In my last article on Nuance, I gave a lot of detail on its business model and in order not to be redundant, I will opt not to give a breakdown of its overall operation. A 10-K comes out once a year and I really can't add anything to the conversation that I didn't say in the last posting. However, I would like to emphasize that the company is a major player in electronic medical record transcription products and services and may be a big benefactor of the HITECH Act. The HITECH Act is part of the government's Stimulus Plan where thirty billion dollars has been slotted to modernize medical records through 2020.
Besides discussing the move from touch-tone transmissions to audio sensitive devices in the last post, I also talked about the valuation of Nuance. My belief was that it was expensive on a price/cash flow basis and since it hadn't been profitable in ten years, I was going to sit on the sidelines. Well, I'm happy to report that after a decade of being in the red, it has finally moved into the black and it looks like this trend will continue. In addition, in the seven months since the article was written, the stock has gained 33%, rising from $18 to it's current price of just about $24. Heavy-duty profits in a market that has gone nowhere in 2011.
Even with the impressive gains, Nuance seems to be running on the cool side as we take its temperature. Some of this can be attributed to the lackluster market. Consensus earnings estimates on Yahoo Finance give it $1.35/share for 2011 and $1.57/share for 2012. That gives us a current P/E ratio of 18 and, going forward, a P/E ratio of 15 - very reasonable valuations for a stock that has a growth rate of 16% for next year and a five year CAGR (compound annual growth rate) of 13%. We're talking about PEG ratios at about one, which is a fire-sale price for a growth company.
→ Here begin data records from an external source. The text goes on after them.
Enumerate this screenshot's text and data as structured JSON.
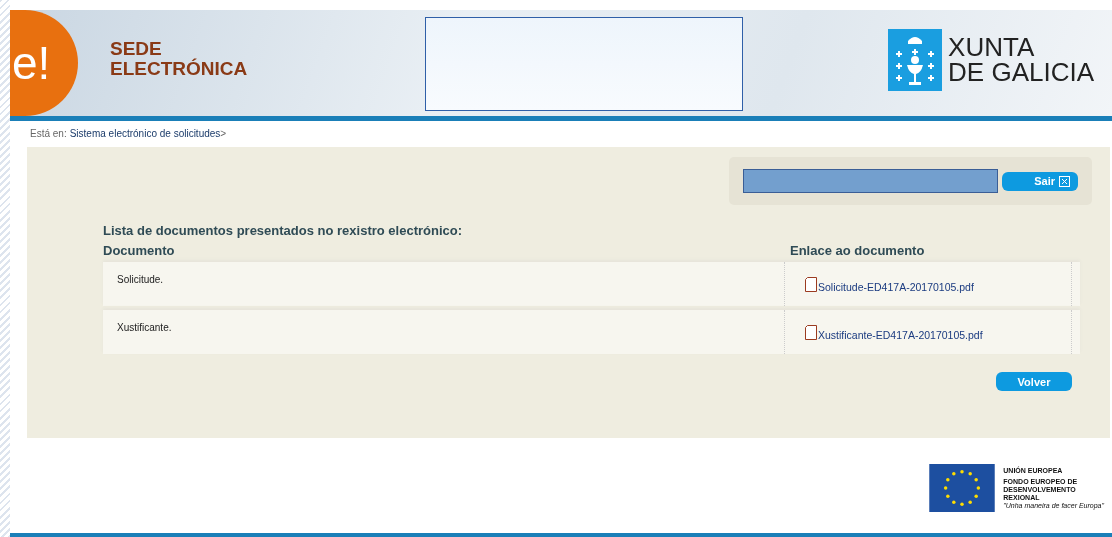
{
  "header": {
    "logo_mark": "e!",
    "title_lines": [
      "SEDE",
      "ELECTRÓNICA"
    ],
    "gov_lines": [
      "XUNTA",
      "DE GALICIA"
    ]
  },
  "breadcrumb": {
    "prefix": "Está en:",
    "link": "Sistema electrónico de solicitudes",
    "separator": ">"
  },
  "user_bar": {
    "logout_button": "Sair"
  },
  "documents": {
    "title": "Lista de documentos presentados no rexistro electrónico:",
    "columns": [
      "Documento",
      "Enlace ao documento"
    ],
    "rows": [
      {
        "document": "Solicitude.",
        "file": "Solicitude-ED417A-20170105.pdf"
      },
      {
        "document": "Xustificante.",
        "file": "Xustificante-ED417A-20170105.pdf"
      }
    ]
  },
  "back_button": "Volver",
  "footer": {
    "eu_title": "UNIÓN EUROPEA",
    "fund_lines": [
      "FONDO EUROPEO DE",
      "DESENVOLVEMENTO",
      "REXIONAL"
    ],
    "motto": "\"Unha maneira de facer Europa\""
  }
}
Analysts seem to like the stock as much as I do. Out of the 19 companies that cover Nuance, 15 have a buy or strong buy, three say to hold the stock and only one says to sell. What Nuance probably needs to kick it into high gear is a "Qualcomm (QCOM) moment". You may remember back in the dot com bubble when a PaineWebber analyst put a $1,000 price target on the stock. Retail investors would be all over it. As is, Main Street isn't aware of Nuance because its products and services are ubiquitous. If Siri on the new iPhone 4S turns out to be a success, then that would be a marketing and public relations bonanza for the company.